Tragically, Dave was soon after diagnosed with Motor Neurone disease and died on 1st July 1989, aged just 42.
Dave Carrick’s career:
- Evanwood Juniors,
- Wolverhampton Wanderers (12/64)
- Wrexham (01/07/66)
- 1966/67 18+1 apps 3 goals in League, 2 games 1 goal in FA Cup, 1 game in League Cup, 4 games 1 goal in Welsh Cup
- 1967/68 2+3 apps in League, 1 app. in FAC, 1 app. in League Cup, 1 app. in Welsh Cup
- Altrincham (03/68)
- 1967-68, 11 apps 3 goals in League, 2 apps in NWFL
- 1968-69, 15+1 apps 1 goal in League, 2 apps in FA Cup, 3-1 LC, 1 app. in CSC, 5 apps in NWFL
- Port Vale (01/69) 1968-69 14+2 apps 1 goal in League
- Stalybridge Celtic (04/69) 68/69
- Witton Albion (08/69)
- 1969-70 57 apps 20 goals
- 1970-71 63apps 31 goals
- 1971-72 61 apps 29 goals
- 1972-73 52 apps 14 goals. Total 233 games 94 goals
- Preston North End (11/73) 1973/74 0+2 apps
- Rochdale (03/74)
- 1973/74 10-3 L
- 1974/75 16-1L 4-1FAC, 1-0 LC
- Altrincham 1975/76, 10+1 apps 1 goal in League, 0+1 apps in FA Cup, 1 app in FA Trophy, 2 apps in NWFL
- Droylsden (10/76) 76/77
- Middlewich Athletic (03/77) 76/77 and 77/78

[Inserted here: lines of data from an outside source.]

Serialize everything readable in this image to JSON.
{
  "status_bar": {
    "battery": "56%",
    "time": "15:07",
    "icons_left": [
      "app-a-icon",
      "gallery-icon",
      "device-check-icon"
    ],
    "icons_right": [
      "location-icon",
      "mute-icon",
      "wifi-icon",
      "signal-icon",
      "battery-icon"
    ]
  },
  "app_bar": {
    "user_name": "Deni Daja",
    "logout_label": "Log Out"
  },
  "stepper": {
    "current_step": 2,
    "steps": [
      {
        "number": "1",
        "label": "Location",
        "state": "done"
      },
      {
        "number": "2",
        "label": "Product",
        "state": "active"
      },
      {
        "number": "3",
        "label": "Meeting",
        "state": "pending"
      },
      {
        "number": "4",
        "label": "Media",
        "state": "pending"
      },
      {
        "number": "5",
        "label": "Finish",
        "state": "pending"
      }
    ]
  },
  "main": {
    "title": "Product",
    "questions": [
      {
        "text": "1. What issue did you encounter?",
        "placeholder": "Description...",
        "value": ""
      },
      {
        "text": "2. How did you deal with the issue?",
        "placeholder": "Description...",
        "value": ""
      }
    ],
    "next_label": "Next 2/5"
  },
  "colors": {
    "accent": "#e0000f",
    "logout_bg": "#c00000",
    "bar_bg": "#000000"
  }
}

- Macclesfield (late 1977/78 to 78/79) 26+1 apps 4 goals in League, 1+1 app in cup
- Oswestry (07/79) 79/80